» TASK PROMPT
Filter the listing for lines containing "Edition".

» THE RECORDS
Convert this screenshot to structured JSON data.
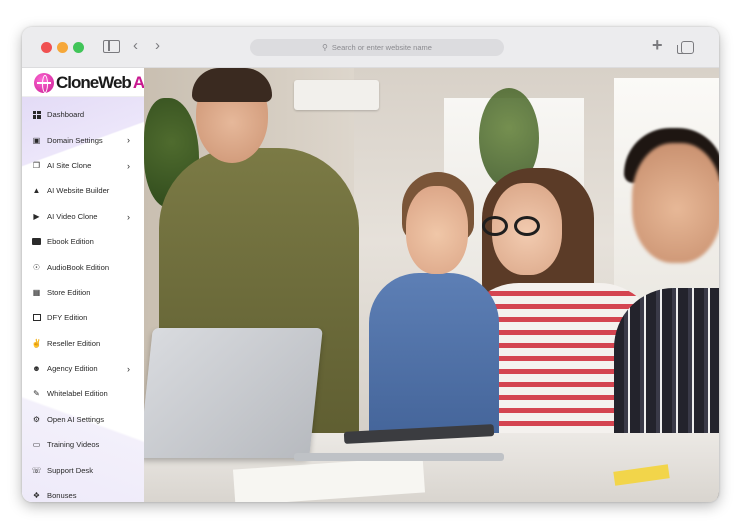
{
  "browser": {
    "address_placeholder": "Search or enter website name"
  },
  "logo": {
    "name_part": "CloneWeb",
    "ai_part": "AI"
  },
  "sidebar": {
    "items": [
      {
        "label": "Dashboard",
        "icon": "dashboard-grid-icon",
        "has_submenu": false
      },
      {
        "label": "Domain Settings",
        "icon": "domain-icon",
        "has_submenu": true
      },
      {
        "label": "AI Site Clone",
        "icon": "copy-icon",
        "has_submenu": true
      },
      {
        "label": "AI Website Builder",
        "icon": "shapes-icon",
        "has_submenu": false
      },
      {
        "label": "AI Video Clone",
        "icon": "video-icon",
        "has_submenu": true
      },
      {
        "label": "Ebook Edition",
        "icon": "book-icon",
        "has_submenu": false
      },
      {
        "label": "AudioBook Edition",
        "icon": "headphones-icon",
        "has_submenu": false
      },
      {
        "label": "Store Edition",
        "icon": "store-icon",
        "has_submenu": false
      },
      {
        "label": "DFY Edition",
        "icon": "package-icon",
        "has_submenu": false
      },
      {
        "label": "Reseller Edition",
        "icon": "handshake-icon",
        "has_submenu": false
      },
      {
        "label": "Agency Edition",
        "icon": "users-icon",
        "has_submenu": true
      },
      {
        "label": "Whitelabel Edition",
        "icon": "edit-icon",
        "has_submenu": false
      },
      {
        "label": "Open AI Settings",
        "icon": "gear-icon",
        "has_submenu": false
      },
      {
        "label": "Training Videos",
        "icon": "monitor-icon",
        "has_submenu": false
      },
      {
        "label": "Support Desk",
        "icon": "support-icon",
        "has_submenu": false
      },
      {
        "label": "Bonuses",
        "icon": "gift-icon",
        "has_submenu": false
      }
    ]
  },
  "colors": {
    "brand": "#c8188f",
    "sidebar_accent": "#e8e0f7"
  }
}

» REPLY TO THE TASK
        "label": "Ebook Edition",
        "label": "AudioBook Edition",
        "label": "Store Edition",
        "label": "DFY Edition",
        "label": "Reseller Edition",
        "label": "Agency Edition",
        "label": "Whitelabel Edition",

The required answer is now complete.